Kwame Brandt-Pierce

Artistic Discipline: Multidisciplinary
Category: Brooklyn Arts Fund
Grant Year: 2020
Location: Crown Heights

Kwame Brandt-Pierce’s art is a lifelong journey. Mastery is attained through small but consistent actions. Discipline comes daily; inspiration arrives only when it is ready. He manifests his vision by building with others. His results rely on the strength and expertise of his team. He nurtures the trust and respect of his team through honesty and direct communication; art must benefit not only the artist, but also the community.

In 2003, Brandt-Pierce received a Brooklyn Arts Council grant for a performance at the Brower Park Branch of the Brooklyn Public Library combining storytelling with live music. From this experience, he formed 3bean Children’s Theater to develop theatrical programming for children. Brandt-Pierce received additional DCA funding from Brooklyn Arts Council in 2005 and 2006 for storytelling projects blending live music and puppetry. Performances were held in underserved branches of the Library followed by a workshop where families created art inspired by the story. The project was featured at Flushing Town Hall, Brooklyn Children’s Museum, and NYC public schools.

Brandt-Pierce’s latest project, “Triptic,” is an Afro-Futurist theatrical piece blending puppetry, video, and live music. The piece incorporates ancient Egyptian Mythology, Yoruba Mythology (IFA), and the Tarot to weave a Modern Creation Myth.

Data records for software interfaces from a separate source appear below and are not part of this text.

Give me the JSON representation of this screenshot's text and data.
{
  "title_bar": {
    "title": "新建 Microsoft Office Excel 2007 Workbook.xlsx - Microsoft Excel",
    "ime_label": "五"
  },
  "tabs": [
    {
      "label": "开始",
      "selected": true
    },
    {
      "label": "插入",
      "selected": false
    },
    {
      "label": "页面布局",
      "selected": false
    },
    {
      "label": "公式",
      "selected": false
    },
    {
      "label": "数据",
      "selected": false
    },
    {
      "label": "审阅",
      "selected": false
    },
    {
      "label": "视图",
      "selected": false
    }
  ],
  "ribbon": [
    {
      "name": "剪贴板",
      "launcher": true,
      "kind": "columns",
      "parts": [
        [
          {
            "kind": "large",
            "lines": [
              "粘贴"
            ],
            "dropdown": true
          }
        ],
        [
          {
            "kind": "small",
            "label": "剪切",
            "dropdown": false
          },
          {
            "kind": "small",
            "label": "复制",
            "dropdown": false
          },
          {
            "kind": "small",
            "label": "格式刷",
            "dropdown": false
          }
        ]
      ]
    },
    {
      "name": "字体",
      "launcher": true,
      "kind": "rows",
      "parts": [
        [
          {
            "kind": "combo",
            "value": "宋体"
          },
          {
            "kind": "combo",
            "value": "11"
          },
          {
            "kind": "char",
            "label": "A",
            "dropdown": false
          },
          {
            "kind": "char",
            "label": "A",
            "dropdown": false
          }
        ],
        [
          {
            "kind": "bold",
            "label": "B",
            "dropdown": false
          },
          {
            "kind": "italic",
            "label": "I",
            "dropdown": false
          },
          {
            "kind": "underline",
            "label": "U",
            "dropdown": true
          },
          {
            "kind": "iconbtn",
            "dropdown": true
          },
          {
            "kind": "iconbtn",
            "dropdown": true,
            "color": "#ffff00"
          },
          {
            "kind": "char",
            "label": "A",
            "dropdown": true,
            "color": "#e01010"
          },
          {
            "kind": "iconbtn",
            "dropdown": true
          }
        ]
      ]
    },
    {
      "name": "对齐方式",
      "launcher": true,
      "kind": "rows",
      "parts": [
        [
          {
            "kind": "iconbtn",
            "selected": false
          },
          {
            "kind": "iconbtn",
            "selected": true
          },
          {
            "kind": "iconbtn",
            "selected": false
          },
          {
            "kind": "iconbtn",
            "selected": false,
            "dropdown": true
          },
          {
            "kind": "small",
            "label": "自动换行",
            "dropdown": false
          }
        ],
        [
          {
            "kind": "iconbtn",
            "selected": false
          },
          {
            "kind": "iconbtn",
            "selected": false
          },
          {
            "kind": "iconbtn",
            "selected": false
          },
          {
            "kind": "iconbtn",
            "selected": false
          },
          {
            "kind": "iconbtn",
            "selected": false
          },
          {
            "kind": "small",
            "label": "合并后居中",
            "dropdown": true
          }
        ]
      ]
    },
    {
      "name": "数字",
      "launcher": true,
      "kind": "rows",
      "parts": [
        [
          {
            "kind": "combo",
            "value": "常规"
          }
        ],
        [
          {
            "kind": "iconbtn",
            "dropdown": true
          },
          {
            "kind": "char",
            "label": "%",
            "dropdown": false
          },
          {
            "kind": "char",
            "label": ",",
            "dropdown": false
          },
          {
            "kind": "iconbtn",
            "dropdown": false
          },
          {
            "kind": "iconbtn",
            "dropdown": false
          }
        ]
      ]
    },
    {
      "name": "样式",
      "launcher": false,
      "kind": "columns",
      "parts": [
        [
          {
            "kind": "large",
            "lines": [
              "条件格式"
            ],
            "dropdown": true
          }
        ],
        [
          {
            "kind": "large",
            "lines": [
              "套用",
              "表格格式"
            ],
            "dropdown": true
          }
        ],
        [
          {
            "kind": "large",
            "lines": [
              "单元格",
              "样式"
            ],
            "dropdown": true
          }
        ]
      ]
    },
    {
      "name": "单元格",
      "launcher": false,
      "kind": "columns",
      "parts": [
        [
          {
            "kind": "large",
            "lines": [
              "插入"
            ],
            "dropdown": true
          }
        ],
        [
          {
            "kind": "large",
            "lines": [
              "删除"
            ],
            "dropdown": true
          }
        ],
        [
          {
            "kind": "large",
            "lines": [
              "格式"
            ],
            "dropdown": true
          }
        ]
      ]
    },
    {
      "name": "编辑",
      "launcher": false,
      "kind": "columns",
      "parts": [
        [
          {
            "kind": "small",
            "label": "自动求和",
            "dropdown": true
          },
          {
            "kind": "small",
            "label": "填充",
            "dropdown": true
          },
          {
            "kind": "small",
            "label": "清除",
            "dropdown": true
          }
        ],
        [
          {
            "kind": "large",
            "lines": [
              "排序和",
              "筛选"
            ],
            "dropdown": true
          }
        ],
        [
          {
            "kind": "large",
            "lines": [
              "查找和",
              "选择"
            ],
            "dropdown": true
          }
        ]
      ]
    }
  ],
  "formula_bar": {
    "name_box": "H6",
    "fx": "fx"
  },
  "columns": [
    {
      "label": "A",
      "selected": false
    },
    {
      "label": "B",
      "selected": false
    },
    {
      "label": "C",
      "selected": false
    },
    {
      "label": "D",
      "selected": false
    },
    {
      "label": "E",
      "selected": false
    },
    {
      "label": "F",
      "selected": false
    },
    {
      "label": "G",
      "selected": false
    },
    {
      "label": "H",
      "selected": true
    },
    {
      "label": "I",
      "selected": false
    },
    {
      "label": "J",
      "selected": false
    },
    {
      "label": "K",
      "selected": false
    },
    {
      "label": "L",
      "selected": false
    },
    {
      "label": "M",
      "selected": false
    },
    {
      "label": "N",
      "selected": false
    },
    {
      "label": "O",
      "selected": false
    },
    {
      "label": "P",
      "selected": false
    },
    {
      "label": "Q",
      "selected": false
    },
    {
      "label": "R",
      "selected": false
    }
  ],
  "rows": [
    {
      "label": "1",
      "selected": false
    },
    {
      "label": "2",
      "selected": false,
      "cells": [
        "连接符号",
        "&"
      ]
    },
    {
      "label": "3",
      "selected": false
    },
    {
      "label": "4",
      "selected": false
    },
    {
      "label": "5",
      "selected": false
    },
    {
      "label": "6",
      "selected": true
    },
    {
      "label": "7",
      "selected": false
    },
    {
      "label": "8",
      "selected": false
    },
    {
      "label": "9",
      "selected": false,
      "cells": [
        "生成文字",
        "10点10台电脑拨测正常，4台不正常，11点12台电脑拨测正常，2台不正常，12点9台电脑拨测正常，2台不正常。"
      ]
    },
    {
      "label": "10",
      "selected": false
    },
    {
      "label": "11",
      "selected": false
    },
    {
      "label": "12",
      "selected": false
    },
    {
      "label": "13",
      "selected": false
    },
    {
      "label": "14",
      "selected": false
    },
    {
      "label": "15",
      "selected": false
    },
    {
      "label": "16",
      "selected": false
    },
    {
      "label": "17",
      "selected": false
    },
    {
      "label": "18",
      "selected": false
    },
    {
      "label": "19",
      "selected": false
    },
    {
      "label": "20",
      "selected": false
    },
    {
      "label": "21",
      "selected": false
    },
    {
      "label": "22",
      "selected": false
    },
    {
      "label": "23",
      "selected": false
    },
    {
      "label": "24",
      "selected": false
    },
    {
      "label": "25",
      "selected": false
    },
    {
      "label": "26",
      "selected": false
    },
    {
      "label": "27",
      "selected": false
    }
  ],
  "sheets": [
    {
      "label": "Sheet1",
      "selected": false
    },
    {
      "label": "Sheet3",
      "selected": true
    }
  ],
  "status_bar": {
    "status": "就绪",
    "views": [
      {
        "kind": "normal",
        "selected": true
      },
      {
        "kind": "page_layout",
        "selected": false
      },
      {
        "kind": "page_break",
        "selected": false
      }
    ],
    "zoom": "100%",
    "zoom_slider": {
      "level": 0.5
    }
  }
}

Three performances will take place at Brooklyn Children’s Museum in Crown Heights as part of their Black Future Festival in February 2020. The remaining three performances will take place in Spring of 2020; One performance at PS 243, an elementary school in Weeksville, one at PS 189, an elementary school in Lincoln Terrace/Brownsville, and the other at Children of Promise, a Bed-Stuy non-profit providing programming and support for children of incarcerated parents and their families.

Following the completion of these six performances, Brandt-Pierce plana to further develop the piece and perform it in community centers, libraries, churches, and parks in underserved neighborhoods in Brooklyn and the greater New York area. As someone who has spent 20+ years in education, it is his aim to ultimately pair performances with a project-based arts curriculum providing children with the tools to create their own mythologies through workshops in creative writing, puppet building, stop-motion animation, and sound design.